Work to be completed — Your answer should reproduce every line of the material in which the word "بطريقة" occurs.

━━ Information shown

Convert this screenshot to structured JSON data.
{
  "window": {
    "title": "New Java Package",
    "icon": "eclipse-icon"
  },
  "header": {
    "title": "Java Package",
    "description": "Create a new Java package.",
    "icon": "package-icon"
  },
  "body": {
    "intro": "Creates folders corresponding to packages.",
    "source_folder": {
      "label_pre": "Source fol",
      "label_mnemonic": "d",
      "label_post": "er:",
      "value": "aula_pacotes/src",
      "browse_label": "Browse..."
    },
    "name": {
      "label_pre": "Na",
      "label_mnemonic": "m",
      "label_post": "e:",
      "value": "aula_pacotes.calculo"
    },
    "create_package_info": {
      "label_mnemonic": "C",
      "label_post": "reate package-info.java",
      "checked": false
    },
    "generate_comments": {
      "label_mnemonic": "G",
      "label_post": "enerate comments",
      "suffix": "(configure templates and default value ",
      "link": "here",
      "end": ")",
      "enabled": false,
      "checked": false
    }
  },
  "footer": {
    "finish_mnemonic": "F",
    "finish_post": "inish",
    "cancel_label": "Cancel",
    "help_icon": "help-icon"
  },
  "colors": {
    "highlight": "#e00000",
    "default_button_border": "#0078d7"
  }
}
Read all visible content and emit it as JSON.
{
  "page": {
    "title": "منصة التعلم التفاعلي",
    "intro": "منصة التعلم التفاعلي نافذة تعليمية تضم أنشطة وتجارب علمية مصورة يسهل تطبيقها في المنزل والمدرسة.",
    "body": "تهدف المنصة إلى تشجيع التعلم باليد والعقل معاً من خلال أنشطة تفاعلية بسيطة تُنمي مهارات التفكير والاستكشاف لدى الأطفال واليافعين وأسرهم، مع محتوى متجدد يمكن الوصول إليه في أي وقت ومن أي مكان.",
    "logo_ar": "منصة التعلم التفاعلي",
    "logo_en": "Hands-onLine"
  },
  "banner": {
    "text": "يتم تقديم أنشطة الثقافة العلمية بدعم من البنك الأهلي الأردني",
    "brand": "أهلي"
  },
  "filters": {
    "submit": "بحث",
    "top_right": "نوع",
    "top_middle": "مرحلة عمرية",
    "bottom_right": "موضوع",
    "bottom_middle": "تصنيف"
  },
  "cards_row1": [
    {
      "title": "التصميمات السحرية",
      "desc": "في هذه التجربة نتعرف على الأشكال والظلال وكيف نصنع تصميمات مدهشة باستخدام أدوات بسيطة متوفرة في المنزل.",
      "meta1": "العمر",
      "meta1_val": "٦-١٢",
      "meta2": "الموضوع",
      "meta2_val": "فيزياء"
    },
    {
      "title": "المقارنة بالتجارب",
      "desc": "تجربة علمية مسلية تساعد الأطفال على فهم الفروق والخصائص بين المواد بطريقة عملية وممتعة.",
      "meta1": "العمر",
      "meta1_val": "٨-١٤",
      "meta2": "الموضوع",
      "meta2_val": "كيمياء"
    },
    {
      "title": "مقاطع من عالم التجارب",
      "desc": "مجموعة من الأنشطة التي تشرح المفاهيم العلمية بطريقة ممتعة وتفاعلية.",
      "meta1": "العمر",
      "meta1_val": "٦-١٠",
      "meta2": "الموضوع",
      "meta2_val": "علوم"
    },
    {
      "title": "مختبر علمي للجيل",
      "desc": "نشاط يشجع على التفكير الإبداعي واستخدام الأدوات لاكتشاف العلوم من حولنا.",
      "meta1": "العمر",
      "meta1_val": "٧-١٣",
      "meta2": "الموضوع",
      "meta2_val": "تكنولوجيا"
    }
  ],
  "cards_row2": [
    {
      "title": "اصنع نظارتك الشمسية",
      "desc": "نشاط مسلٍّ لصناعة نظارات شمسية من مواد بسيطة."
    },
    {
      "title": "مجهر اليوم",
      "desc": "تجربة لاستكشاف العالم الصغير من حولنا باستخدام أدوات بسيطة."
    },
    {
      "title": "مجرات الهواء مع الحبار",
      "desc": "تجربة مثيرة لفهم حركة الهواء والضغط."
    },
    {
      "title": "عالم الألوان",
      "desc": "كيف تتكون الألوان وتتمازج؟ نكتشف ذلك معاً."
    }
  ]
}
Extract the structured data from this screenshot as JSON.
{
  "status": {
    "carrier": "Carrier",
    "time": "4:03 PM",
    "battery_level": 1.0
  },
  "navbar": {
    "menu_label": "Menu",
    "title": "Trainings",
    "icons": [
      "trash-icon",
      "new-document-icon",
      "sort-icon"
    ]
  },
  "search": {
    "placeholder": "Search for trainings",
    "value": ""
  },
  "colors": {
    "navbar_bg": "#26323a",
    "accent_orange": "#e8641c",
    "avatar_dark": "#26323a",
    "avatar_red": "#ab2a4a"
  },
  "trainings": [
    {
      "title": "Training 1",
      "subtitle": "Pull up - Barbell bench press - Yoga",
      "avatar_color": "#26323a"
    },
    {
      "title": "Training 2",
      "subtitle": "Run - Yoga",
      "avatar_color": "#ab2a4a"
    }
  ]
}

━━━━

Task result —
      "desc": "تجربة علمية مسلية تساعد الأطفال على فهم الفروق والخصائص بين المواد بطريقة عملية وممتعة.",
      "desc": "مجموعة من الأنشطة التي تشرح المفاهيم العلمية بطريقة ممتعة وتفاعلية.",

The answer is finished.